[Problem to work on]:
Check every line in the records below for the word "page" and report how many have it, nothing more.

Stored dataset items
● ● ●

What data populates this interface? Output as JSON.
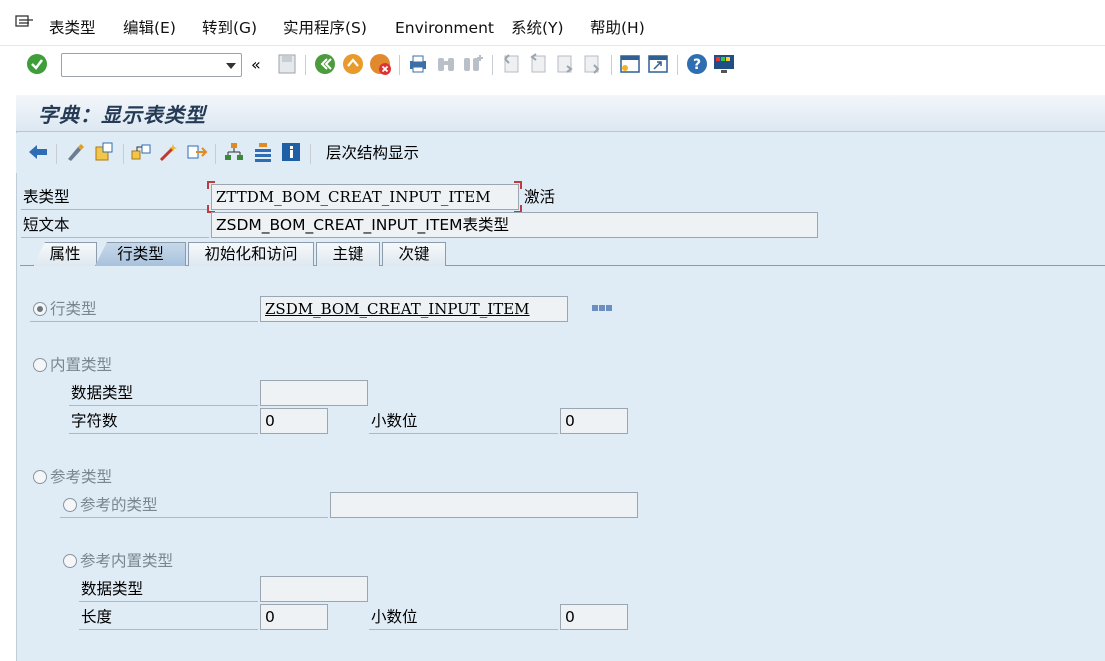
{
  "menu": {
    "items": [
      "表类型",
      "编辑(E)",
      "转到(G)",
      "实用程序(S)",
      "Environment",
      "系统(Y)",
      "帮助(H)"
    ]
  },
  "toolbar": {
    "command_value": "",
    "history_back": "«",
    "icons": [
      "enter-icon",
      "save-icon",
      "back-icon",
      "exit-icon",
      "cancel-icon",
      "print-icon",
      "find-icon",
      "find-next-icon",
      "first-page-icon",
      "prev-page-icon",
      "next-page-icon",
      "last-page-icon",
      "new-session-icon",
      "shortcut-icon",
      "help-icon",
      "layout-icon"
    ]
  },
  "title": "字典：显示表类型",
  "app_toolbar": {
    "hierarchy_label": "层次结构显示"
  },
  "header": {
    "table_type_label": "表类型",
    "table_type_value": "ZTTDM_BOM_CREAT_INPUT_ITEM",
    "status": "激活",
    "short_text_label": "短文本",
    "short_text_value": "ZSDM_BOM_CREAT_INPUT_ITEM表类型"
  },
  "tabs": [
    {
      "label": "属性"
    },
    {
      "label": "行类型"
    },
    {
      "label": "初始化和访问"
    },
    {
      "label": "主键"
    },
    {
      "label": "次键"
    }
  ],
  "row_type": {
    "option_row_type": "行类型",
    "row_type_value": "ZSDM_BOM_CREAT_INPUT_ITEM",
    "option_builtin": "内置类型",
    "data_type_label": "数据类型",
    "data_type_value": "",
    "chars_label": "字符数",
    "chars_value": "0",
    "decimals_label": "小数位",
    "decimals_value": "0",
    "option_reference": "参考类型",
    "option_ref_type": "参考的类型",
    "ref_type_value": "",
    "option_ref_builtin": "参考内置类型",
    "ref_data_type_label": "数据类型",
    "ref_data_type_value": "",
    "length_label": "长度",
    "length_value": "0",
    "ref_decimals_label": "小数位",
    "ref_decimals_value": "0"
  }
}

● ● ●

[Result]:
4